■ Work order ■
Here the whole listing must be retyped exactly, with no line omitted.

■ Given information ■
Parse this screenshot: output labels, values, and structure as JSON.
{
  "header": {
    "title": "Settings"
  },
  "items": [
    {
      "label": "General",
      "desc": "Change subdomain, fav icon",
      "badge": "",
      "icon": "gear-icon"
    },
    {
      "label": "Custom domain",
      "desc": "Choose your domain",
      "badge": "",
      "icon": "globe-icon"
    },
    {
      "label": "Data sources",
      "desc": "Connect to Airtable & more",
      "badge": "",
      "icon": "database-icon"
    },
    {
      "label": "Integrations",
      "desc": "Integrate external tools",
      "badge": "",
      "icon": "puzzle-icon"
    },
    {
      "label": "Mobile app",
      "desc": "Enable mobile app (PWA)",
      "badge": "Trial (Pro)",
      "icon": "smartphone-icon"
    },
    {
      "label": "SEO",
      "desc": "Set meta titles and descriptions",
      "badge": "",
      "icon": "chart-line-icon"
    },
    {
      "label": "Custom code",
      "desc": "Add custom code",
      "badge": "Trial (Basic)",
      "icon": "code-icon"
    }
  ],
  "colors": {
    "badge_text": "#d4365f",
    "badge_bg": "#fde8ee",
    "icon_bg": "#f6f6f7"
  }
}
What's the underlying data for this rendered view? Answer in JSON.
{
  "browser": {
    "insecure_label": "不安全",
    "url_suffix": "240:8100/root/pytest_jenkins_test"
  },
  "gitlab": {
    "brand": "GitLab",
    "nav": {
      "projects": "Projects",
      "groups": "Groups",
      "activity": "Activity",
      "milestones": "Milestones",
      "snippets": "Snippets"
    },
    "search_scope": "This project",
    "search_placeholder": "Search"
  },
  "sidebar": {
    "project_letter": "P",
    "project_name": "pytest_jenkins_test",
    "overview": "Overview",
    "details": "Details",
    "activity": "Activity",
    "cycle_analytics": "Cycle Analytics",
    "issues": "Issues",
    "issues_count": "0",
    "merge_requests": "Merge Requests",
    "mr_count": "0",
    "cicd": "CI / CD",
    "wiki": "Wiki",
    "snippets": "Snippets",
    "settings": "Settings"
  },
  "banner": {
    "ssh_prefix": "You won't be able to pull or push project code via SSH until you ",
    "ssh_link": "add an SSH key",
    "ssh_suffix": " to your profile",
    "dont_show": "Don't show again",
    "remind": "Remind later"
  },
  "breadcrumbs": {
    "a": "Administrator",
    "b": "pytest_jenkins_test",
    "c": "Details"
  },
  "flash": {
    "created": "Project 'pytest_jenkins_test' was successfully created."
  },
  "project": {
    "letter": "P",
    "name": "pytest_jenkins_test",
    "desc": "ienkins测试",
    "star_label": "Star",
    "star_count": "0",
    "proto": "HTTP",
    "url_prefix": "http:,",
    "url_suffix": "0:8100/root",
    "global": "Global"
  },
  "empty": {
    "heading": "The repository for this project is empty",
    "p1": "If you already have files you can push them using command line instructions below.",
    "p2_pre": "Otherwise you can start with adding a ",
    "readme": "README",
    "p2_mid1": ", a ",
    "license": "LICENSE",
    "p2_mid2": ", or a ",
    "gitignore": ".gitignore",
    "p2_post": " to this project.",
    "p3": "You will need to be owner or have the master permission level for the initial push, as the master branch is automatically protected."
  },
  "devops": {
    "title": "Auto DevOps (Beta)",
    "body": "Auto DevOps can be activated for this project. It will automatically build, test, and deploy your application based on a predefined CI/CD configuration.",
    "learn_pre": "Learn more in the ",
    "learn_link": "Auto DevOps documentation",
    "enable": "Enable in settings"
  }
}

■ Exercise output ■
Parse this screenshot: output labels, values, and structure as JSON.
{
  "header": {
    "title": "Settings"
  },
  "items": [
    {
      "label": "General",
      "desc": "Change subdomain, fav icon",
      "badge": "",
      "icon": "gear-icon"
    },
    {
      "label": "Custom domain",
      "desc": "Choose your domain",
      "badge": "",
      "icon": "globe-icon"
    },
    {
      "label": "Data sources",
      "desc": "Connect to Airtable & more",
      "badge": "",
      "icon": "database-icon"
    },
    {
      "label": "Integrations",
      "desc": "Integrate external tools",
      "badge": "",
      "icon": "puzzle-icon"
    },
    {
      "label": "Mobile app",
      "desc": "Enable mobile app (PWA)",
      "badge": "Trial (Pro)",
      "icon": "smartphone-icon"
    },
    {
      "label": "SEO",
      "desc": "Set meta titles and descriptions",
      "badge": "",
      "icon": "chart-line-icon"
    },
    {
      "label": "Custom code",
      "desc": "Add custom code",
      "badge": "Trial (Basic)",
      "icon": "code-icon"
    }
  ],
  "colors": {
    "badge_text": "#d4365f",
    "badge_bg": "#fde8ee",
    "icon_bg": "#f6f6f7"
  }
}
What's the underlying data for this rendered view? Answer in JSON.
{
  "browser": {
    "insecure_label": "不安全",
    "url_suffix": "240:8100/root/pytest_jenkins_test"
  },
  "gitlab": {
    "brand": "GitLab",
    "nav": {
      "projects": "Projects",
      "groups": "Groups",
      "activity": "Activity",
      "milestones": "Milestones",
      "snippets": "Snippets"
    },
    "search_scope": "This project",
    "search_placeholder": "Search"
  },
  "sidebar": {
    "project_letter": "P",
    "project_name": "pytest_jenkins_test",
    "overview": "Overview",
    "details": "Details",
    "activity": "Activity",
    "cycle_analytics": "Cycle Analytics",
    "issues": "Issues",
    "issues_count": "0",
    "merge_requests": "Merge Requests",
    "mr_count": "0",
    "cicd": "CI / CD",
    "wiki": "Wiki",
    "snippets": "Snippets",
    "settings": "Settings"
  },
  "banner": {
    "ssh_prefix": "You won't be able to pull or push project code via SSH until you ",
    "ssh_link": "add an SSH key",
    "ssh_suffix": " to your profile",
    "dont_show": "Don't show again",
    "remind": "Remind later"
  },
  "breadcrumbs": {
    "a": "Administrator",
    "b": "pytest_jenkins_test",
    "c": "Details"
  },
  "flash": {
    "created": "Project 'pytest_jenkins_test' was successfully created."
  },
  "project": {
    "letter": "P",
    "name": "pytest_jenkins_test",
    "desc": "ienkins测试",
    "star_label": "Star",
    "star_count": "0",
    "proto": "HTTP",
    "url_prefix": "http:,",
    "url_suffix": "0:8100/root",
    "global": "Global"
  },
  "empty": {
    "heading": "The repository for this project is empty",
    "p1": "If you already have files you can push them using command line instructions below.",
    "p2_pre": "Otherwise you can start with adding a ",
    "readme": "README",
    "p2_mid1": ", a ",
    "license": "LICENSE",
    "p2_mid2": ", or a ",
    "gitignore": ".gitignore",
    "p2_post": " to this project.",
    "p3": "You will need to be owner or have the master permission level for the initial push, as the master branch is automatically protected."
  },
  "devops": {
    "title": "Auto DevOps (Beta)",
    "body": "Auto DevOps can be activated for this project. It will automatically build, test, and deploy your application based on a predefined CI/CD configuration.",
    "learn_pre": "Learn more in the ",
    "learn_link": "Auto DevOps documentation",
    "enable": "Enable in settings"
  }
}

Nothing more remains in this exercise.